ATLANTA — Apart from some phenomenal tourist attractions, such as the Civil Rights Museum and Coca Cola Headquarters, the mediocre attractions such as the Chik-Fil-A College Football Hall of Fame and the attractions so forgettable that “attractions” is a stretch, like the Gravity Research Foundation Monument, which falls quickly from memory, Atlanta is far from my favorite city.
It has confidently above average southern food, but variety is lacking for a city of its size.
Then again, it has some awesome cultural movements and is at the forefront of the rap game, so paired with history and a slowly expanding food scene, it has potential.
It’s just not a place I want to be when the Centers for Disease Control (CDC), headquartered there, inevitably cook up the virus that leads to the pandemic that ends the world.
Little did I know, a pathogen was in my near future one hot Atlanta night during my visit.
The city lives up the “Hotlanta” moniker, but that’s largely because, for a southern city, it has almost no vegetation. It has no major rivers flowing through the city center, and the streams are limited.
Not only does this mean temperatures will be absurdly high, it means a visiting angler there on business has severely limited options.
Even with a rental car, I struggled to find anything to fish for on my one night off to do so. I was limited to a 15- or 20-minute radius from the hotel, and that further limited options.
To make matters worse, I was there during the peak of the monsoon season, and the few rivers and streams I’d been turned on to by fellow Species Hunters like Ryan Crutchfield of fishmap.org were all blown out bigger than a 1980s hairdo.
Torrential rainfall meant fishing was out of the question in most spots. Micros are usually a slam-dunk when fishing new water, but microfishing requires clear water and visibility, and I had neither.
I hiked and drove around to the spots I’d been given, but as night fell, I began to take stock of my situation and realized I needed to grab dinner and get home, so I hopped into my rental car, at once sodden and saddened, completely unaware of what was incubating.
I drove to my restaurant of choice, a Cajun restaurant. I wasn’t about to let the night be a total loss, and I figured stuffing my face with spicy crawfish and shrimp would fix all of my problems.
I was tired, though.

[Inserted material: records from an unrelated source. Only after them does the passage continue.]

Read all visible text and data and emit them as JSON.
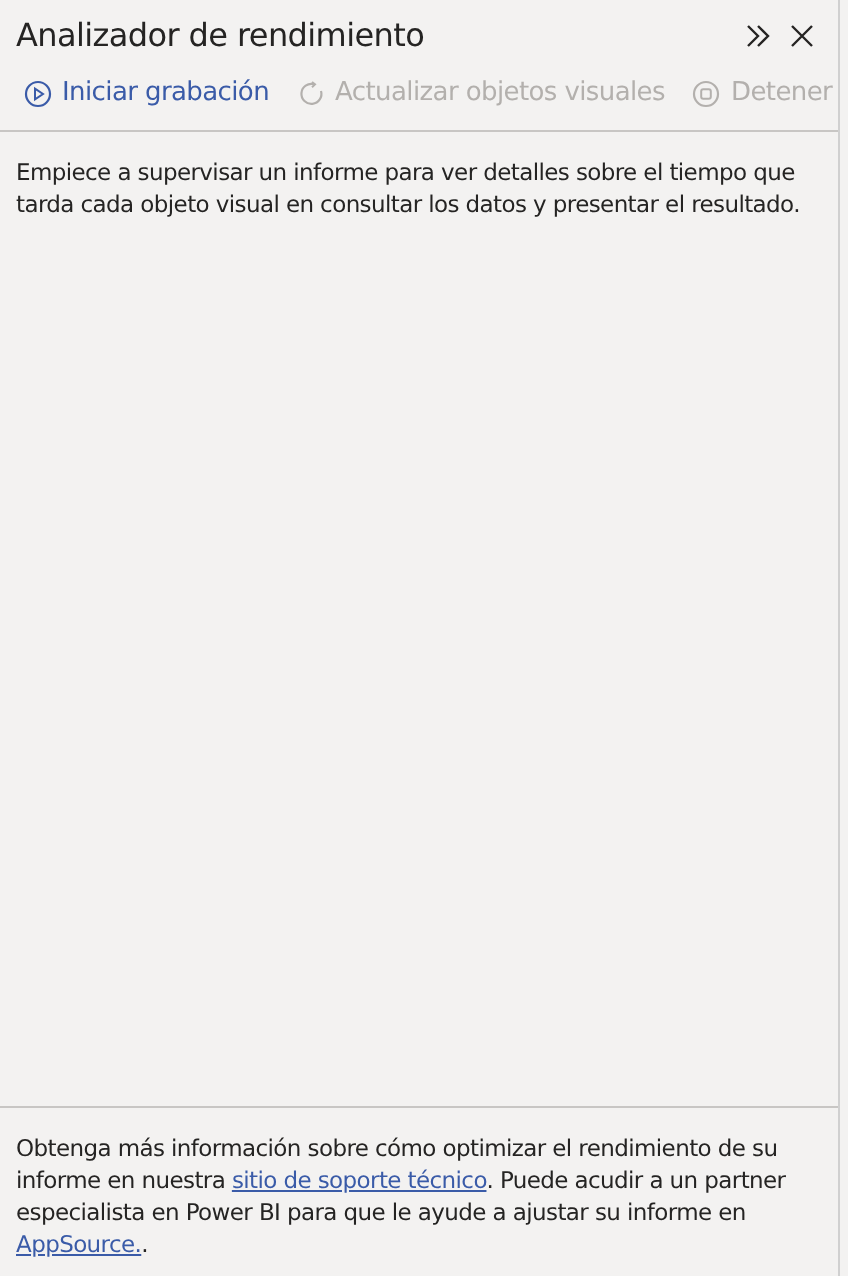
{
  "panel": {
    "title": "Analizador de rendimiento"
  },
  "toolbar": [
    {
      "kind": "play",
      "label": "Iniciar grabación",
      "disabled": false
    },
    {
      "kind": "refresh",
      "label": "Actualizar objetos visuales",
      "disabled": true
    },
    {
      "kind": "stop",
      "label": "Detener",
      "disabled": true
    }
  ],
  "intro": "Empiece a supervisar un informe para ver detalles sobre el tiempo que tarda cada objeto visual en consultar los datos y presentar el resultado.",
  "footer": [
    {
      "kind": "text",
      "text": "Obtenga más información sobre cómo optimizar el rendimiento de su informe en nuestra "
    },
    {
      "kind": "link",
      "text": "sitio de soporte técnico"
    },
    {
      "kind": "text",
      "text": ". Puede acudir a un partner especialista en Power BI para que le ayude a ajustar su informe en "
    },
    {
      "kind": "link",
      "text": "AppSource."
    },
    {
      "kind": "text",
      "text": "."
    }
  ]
}
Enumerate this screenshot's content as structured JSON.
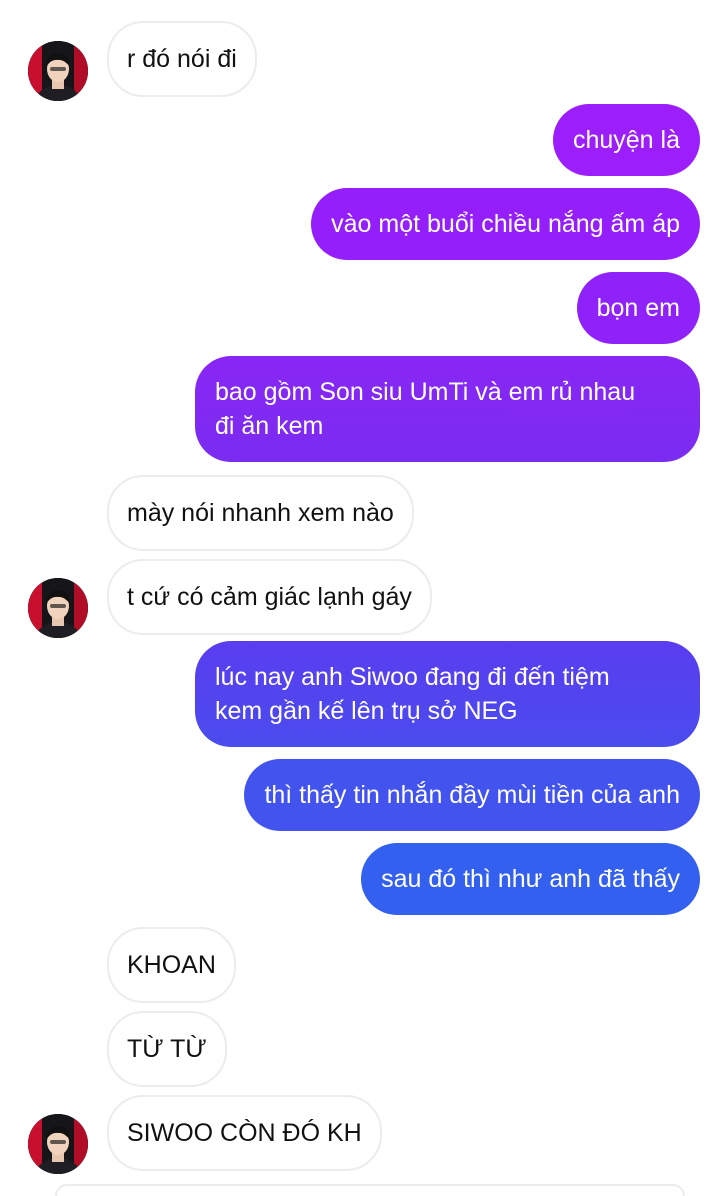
{
  "colors": {
    "received_bg": "#ffffff",
    "received_border": "#ececec",
    "received_text": "#111111",
    "sent_text": "#ffffff",
    "gradient_top": "#9b1ffb",
    "gradient_bottom": "#2f62ee"
  },
  "messages": [
    {
      "side": "received",
      "text": "r đó nói đi",
      "avatar": true
    },
    {
      "side": "sent",
      "text": "chuyện là"
    },
    {
      "side": "sent",
      "text": "vào một buổi chiều nắng ấm áp"
    },
    {
      "side": "sent",
      "text": "bọn em"
    },
    {
      "side": "sent",
      "lines": [
        "bao gồm Son siu UmTi và em rủ nhau",
        "đi ăn kem"
      ]
    },
    {
      "side": "received",
      "text": "mày nói nhanh xem nào"
    },
    {
      "side": "received",
      "text": "t cứ có cảm giác lạnh gáy",
      "avatar": true
    },
    {
      "side": "sent",
      "lines": [
        "lúc nay anh Siwoo đang đi đến tiệm",
        "kem gần kế lên trụ sở NEG"
      ]
    },
    {
      "side": "sent",
      "text": "thì thấy tin nhắn đầy mùi tiền của anh"
    },
    {
      "side": "sent",
      "text": "sau đó thì như anh đã thấy"
    },
    {
      "side": "received",
      "text": "KHOAN"
    },
    {
      "side": "received",
      "text": "TỪ TỪ"
    },
    {
      "side": "received",
      "text": "SIWOO CÒN ĐÓ KH",
      "avatar": true
    }
  ]
}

I was ranting like a maniac at no one in particular. I was wet and beginning to shiver. My mind wasn’t clear, and I was disturbed to realize I was coming down with the sickness.
It was pouring rain as I passed over a small stream. It made me stop and think, and after finding a parking lot at a nearby church, I hoofed it through the pouring rain a few hundred yards back down the highway.
Vaulting the guardrail, I climbed down under the bridge.
I had a headlamp on and hoped to find a sculpin or darter willing to play, but the stream, small though it was, was still high and not terribly clear.
My vision was slightly blurred from the combined lack of sleep, intense pace of work and the unbroken staring at streambeds devoid of fish.
My pulse quickened as I noticed a fish right up against the shore. I blinked twice to make sure hallucinations weren’t one of my symptoms. It was still there, some sort of cyprinid, though I couldn’t identify it.
It was behaving strangely, as if diseased.
I grabbed the rod with an ultra-tiny spinner and threw it onto the bank, then dragged it into the water. The spinner must have resembled brains because the fish struck that gold blade with the lethargic lackluster bite you’d expect from a zombie fish.
The fight was pitiful, and I quickly landed the fish, which I immediately recognized as a chub of some sort. It had some horrible fungus or infection on its head and as I snapped a picture for later identification, I cringed.
I sure hoped the CDC was braced for whatever had afflicted this chub because it swam away to spread whatever it was carrying before I realized what I’d just done.
I would later reach out to a local biologist who identified it as a Dixie chub, Semotilus thoreauianus.
The infection the fish was carrying remained a mystery.
That chunky Dixie chub (CDC) never crossed paths with the other CDC, so the mystery remains.
Could I have released the carrier of a deadly pathogen that will end the world in a sweeping pandemic? Perhaps. It could’ve been Patient Zero, but it likely died before doing too much damage.
Thankfully, I washed my hands before eating that night. At least, I think I did. Come to think of it, I’m feeling a little warm, just like I did in Hotlanta.